On March 21, 2014, the Arizona Supreme Court in Niehaus v. Huppenthal declined to review a Court of Appeals’ ruling upholding the state’s education savings accounts (ESA). The Arizona Court of Appeals ruled ESAs are neutral toward religion. Although a prior 2009 decision by the Arizona Supreme Court in Cain v. Horne 202 P.3d 1178 (Ariz. 2009) (en banc) found vouchers to be unconstitutional in Arizona, the appellate court distinguished ESAs, said they did not violate the state constitution because funding can be used for a variety of educational resources in addition to private school tuition. Niehaus v. Huppenthal, 310 P.3d 983 (Ariz. App. 2013)
Empowerment Scholarship Accounts State Groups
That Support School Choice
Love Your School is a great resource for Arizona families looking for the best schooling options for their children. They also share the latest happenings in AZ education, families’ personal stories and more.
Empowered Arizona Families exists to give a public voice to families that utilize the Empowerment Scholarship Account program in Arizona. This organization is operated by ESA families, for ESA families.
Arizona’s Association of School Tuition Organizations (ASTOA) is the only membership organization that works solely on behalf of and provides a unified voice for Arizona’s school tuition organizations (STOs).
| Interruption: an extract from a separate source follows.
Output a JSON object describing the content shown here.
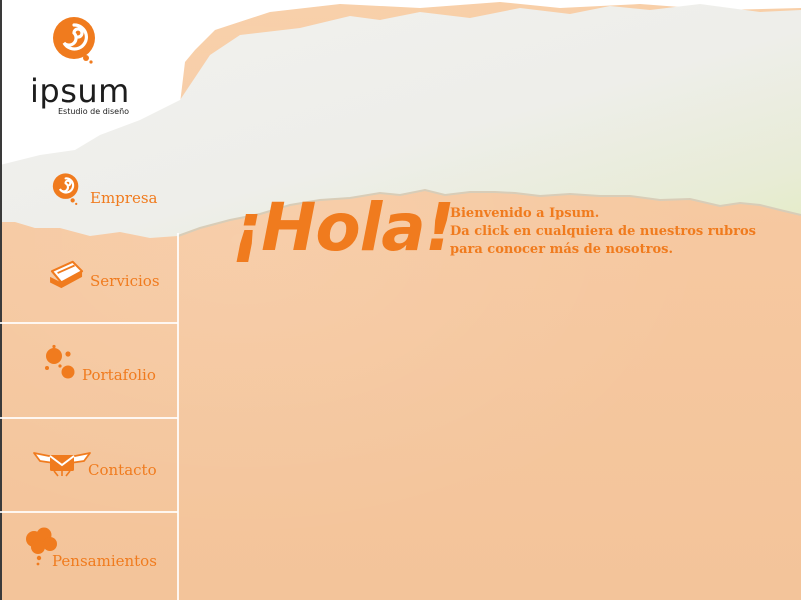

The Arizona Department of Revenue has approved this list of school tuition organizations to receive donations through the state’s tax-credit scholarship programs. These organizations provide private school scholarships to eligible students.